=== Assignment ===
What you return should be each line of the data containing the string "order".

=== Data records ===
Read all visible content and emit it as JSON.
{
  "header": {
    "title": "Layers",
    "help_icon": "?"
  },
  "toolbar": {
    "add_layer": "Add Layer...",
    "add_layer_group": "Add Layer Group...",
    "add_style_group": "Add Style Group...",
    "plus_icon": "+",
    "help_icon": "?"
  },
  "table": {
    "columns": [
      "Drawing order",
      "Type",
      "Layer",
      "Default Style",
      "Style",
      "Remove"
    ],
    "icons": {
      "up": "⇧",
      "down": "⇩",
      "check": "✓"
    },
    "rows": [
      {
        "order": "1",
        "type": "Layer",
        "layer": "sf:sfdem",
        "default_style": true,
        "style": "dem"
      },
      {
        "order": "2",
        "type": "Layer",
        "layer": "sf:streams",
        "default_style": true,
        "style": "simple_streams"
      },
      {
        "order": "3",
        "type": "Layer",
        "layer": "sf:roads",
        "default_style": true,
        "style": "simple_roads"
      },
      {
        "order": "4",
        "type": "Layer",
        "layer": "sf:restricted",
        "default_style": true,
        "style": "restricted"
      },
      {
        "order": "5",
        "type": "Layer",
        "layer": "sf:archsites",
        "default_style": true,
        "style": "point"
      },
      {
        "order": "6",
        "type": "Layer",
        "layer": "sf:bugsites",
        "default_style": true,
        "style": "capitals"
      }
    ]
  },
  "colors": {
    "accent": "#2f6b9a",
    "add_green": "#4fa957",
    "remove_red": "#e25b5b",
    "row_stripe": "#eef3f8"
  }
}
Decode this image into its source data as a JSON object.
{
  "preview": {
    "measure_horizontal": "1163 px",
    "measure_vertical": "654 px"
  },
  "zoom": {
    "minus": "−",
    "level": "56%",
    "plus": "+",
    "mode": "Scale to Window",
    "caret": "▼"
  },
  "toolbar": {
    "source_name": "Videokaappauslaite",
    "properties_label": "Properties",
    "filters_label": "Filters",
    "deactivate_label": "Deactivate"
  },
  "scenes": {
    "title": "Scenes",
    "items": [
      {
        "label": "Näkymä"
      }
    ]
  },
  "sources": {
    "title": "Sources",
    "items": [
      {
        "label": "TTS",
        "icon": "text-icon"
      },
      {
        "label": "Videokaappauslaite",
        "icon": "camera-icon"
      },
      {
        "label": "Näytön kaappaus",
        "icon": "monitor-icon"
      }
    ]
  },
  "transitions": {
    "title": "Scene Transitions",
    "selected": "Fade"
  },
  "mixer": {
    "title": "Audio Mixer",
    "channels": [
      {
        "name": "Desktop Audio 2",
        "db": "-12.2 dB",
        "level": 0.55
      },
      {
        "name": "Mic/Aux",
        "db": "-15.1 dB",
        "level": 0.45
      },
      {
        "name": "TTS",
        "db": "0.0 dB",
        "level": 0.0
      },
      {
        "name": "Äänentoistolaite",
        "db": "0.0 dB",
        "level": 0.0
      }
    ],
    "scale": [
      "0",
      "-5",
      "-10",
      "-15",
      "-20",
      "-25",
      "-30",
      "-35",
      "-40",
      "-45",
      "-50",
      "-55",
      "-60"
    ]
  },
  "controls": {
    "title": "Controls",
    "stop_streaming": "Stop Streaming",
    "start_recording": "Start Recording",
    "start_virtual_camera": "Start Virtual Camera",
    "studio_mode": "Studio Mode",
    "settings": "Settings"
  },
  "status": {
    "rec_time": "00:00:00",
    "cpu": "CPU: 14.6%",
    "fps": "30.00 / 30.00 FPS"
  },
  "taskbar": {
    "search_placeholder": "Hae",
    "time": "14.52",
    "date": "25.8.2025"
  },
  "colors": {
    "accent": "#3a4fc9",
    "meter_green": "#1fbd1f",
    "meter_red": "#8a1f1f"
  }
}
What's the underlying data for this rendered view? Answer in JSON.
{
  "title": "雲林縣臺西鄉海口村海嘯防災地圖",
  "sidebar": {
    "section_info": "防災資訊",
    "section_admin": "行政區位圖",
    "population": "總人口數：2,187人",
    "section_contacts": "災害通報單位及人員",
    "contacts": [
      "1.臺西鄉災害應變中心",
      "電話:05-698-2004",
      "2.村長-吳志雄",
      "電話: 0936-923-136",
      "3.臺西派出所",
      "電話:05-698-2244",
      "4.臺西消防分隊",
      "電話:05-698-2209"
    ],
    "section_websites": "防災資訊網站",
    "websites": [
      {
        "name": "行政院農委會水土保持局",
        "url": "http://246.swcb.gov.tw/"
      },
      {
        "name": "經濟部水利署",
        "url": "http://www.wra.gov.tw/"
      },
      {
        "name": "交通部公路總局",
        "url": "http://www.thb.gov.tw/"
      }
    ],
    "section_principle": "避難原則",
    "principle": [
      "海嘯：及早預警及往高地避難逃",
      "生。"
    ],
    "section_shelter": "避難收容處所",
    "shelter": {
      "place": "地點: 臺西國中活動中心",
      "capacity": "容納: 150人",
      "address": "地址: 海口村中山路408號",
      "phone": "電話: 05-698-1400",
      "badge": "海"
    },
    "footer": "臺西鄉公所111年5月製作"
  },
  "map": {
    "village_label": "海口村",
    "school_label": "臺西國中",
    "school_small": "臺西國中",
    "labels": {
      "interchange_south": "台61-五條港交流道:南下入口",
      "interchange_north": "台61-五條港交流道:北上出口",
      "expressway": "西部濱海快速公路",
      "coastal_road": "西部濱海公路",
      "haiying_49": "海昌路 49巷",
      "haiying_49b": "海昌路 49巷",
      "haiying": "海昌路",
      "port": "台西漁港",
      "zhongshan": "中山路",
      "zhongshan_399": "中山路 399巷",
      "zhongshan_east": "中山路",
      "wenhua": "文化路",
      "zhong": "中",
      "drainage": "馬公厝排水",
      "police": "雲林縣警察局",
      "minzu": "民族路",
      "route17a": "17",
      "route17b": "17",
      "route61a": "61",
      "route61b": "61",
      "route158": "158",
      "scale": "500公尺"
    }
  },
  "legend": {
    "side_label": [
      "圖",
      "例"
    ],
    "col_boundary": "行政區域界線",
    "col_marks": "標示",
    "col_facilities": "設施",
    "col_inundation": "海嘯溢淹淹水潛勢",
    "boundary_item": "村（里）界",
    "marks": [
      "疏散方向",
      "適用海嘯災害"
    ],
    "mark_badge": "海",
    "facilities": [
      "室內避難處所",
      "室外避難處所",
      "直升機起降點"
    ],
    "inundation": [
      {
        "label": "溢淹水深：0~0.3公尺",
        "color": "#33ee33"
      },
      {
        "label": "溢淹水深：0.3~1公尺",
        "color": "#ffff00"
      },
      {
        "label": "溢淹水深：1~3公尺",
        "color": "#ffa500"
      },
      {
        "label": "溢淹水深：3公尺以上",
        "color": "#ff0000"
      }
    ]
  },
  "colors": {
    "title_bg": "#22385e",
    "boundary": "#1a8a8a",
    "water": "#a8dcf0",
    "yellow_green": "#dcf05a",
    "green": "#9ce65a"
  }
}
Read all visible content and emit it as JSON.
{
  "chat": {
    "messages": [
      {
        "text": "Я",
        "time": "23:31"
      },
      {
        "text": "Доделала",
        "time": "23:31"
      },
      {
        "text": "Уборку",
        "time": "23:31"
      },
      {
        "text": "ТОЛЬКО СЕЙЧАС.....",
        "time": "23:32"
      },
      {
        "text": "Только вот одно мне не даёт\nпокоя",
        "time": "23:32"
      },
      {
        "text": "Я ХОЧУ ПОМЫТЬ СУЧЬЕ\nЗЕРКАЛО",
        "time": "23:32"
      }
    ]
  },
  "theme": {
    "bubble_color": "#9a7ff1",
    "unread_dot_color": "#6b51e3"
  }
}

=== Response to the exercise ===
      "Drawing order",
        "order": "1",
        "order": "2",
        "order": "3",
        "order": "4",
        "order": "5",
        "order": "6",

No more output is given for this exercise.